The opportunity to use extensive genetic data, personal information, and family medical history for research purposes may be naturally appealing to the personal genetic testing (PGT) industry, which is already coupling its direct-to-consumer (DTC) products with social networking technologies, as well as to potential industry or institutional partners. This article evaluates the transformation in research that the hybrid of PGT and social networking will bring about, and – highlighting the challenges associated with a new paradigm of “patient-driven” genomic research – focuses on the consequences of shifting the structure, locus, timing, and scope of research through genetic crowd-sourcing. This article also explores potential ethical, legal, and regulatory issues that arise from the hybrid between personal genomic research and online social networking, particularly regarding informed consent, institutional review board (IRB) oversight, and ownership/intellectual property (IP) considerations.
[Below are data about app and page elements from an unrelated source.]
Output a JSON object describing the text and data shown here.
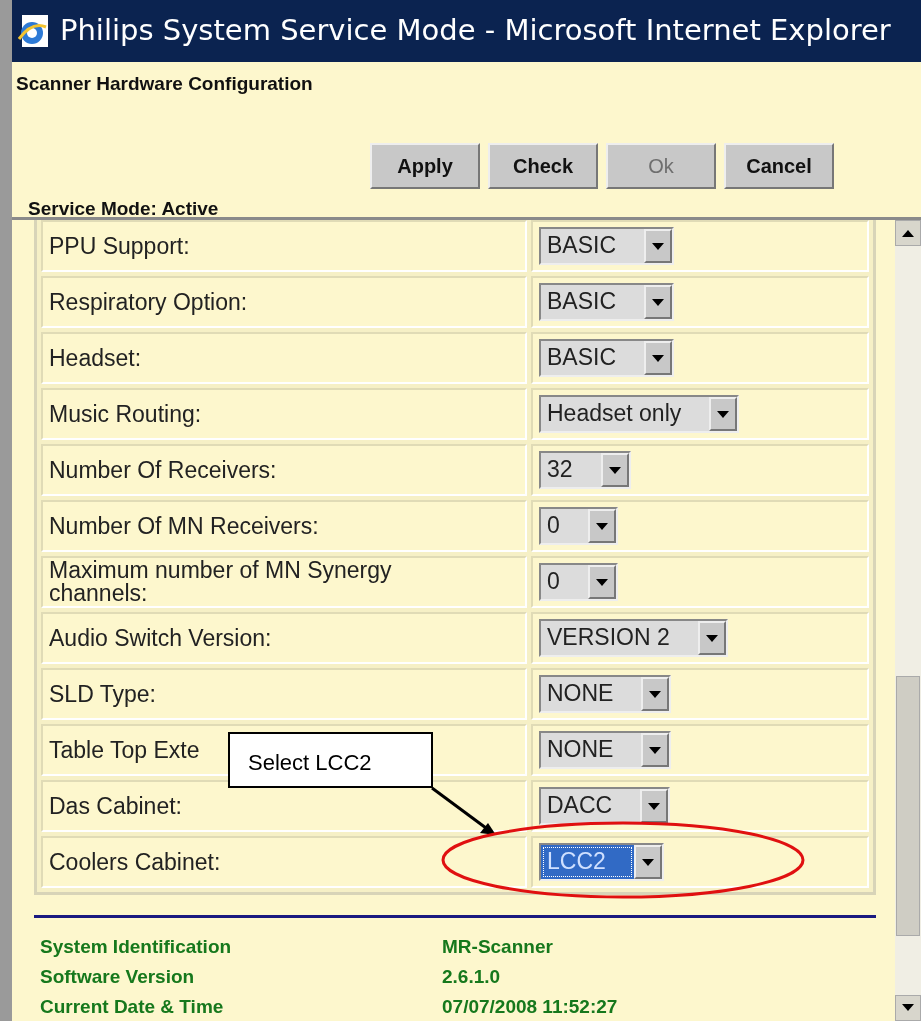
{
  "window": {
    "title": "Philips System Service Mode - Microsoft Internet Explorer"
  },
  "header": {
    "title": "Scanner Hardware Configuration",
    "status": "Service Mode: Active"
  },
  "buttons": [
    {
      "label": "Apply",
      "disabled": false
    },
    {
      "label": "Check",
      "disabled": false
    },
    {
      "label": "Ok",
      "disabled": true
    },
    {
      "label": "Cancel",
      "disabled": false
    }
  ],
  "settings": [
    {
      "label": "PPU Support:",
      "value": "BASIC",
      "selected": false
    },
    {
      "label": "Respiratory Option:",
      "value": "BASIC",
      "selected": false
    },
    {
      "label": "Headset:",
      "value": "BASIC",
      "selected": false
    },
    {
      "label": "Music Routing:",
      "value": "Headset only",
      "selected": false
    },
    {
      "label": "Number Of Receivers:",
      "value": "32",
      "selected": false
    },
    {
      "label": "Number Of MN Receivers:",
      "value": "0",
      "selected": false
    },
    {
      "label": "Maximum number of MN Synergy channels:",
      "value": "0",
      "selected": false
    },
    {
      "label": "Audio Switch Version:",
      "value": "VERSION 2",
      "selected": false
    },
    {
      "label": "SLD Type:",
      "value": "NONE",
      "selected": false
    },
    {
      "label": "Table Top Exte",
      "value": "NONE",
      "selected": false
    },
    {
      "label": "Das Cabinet:",
      "value": "DACC",
      "selected": false
    },
    {
      "label": "Coolers Cabinet:",
      "value": "LCC2",
      "selected": true
    }
  ],
  "footer": [
    {
      "label": "System Identification",
      "value": "MR-Scanner"
    },
    {
      "label": "Software Version",
      "value": "2.6.1.0"
    },
    {
      "label": "Current Date & Time",
      "value": "07/07/2008 11:52:27"
    }
  ],
  "annotation": {
    "text": "Select LCC2"
  }
}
Valerie Gutmann Koch,
PGTandMe: Social Networking-Based Genetic Testing and the Evolving Research Model,
Available at: http://scholarship.kentlaw.iit.edu/fac_schol/319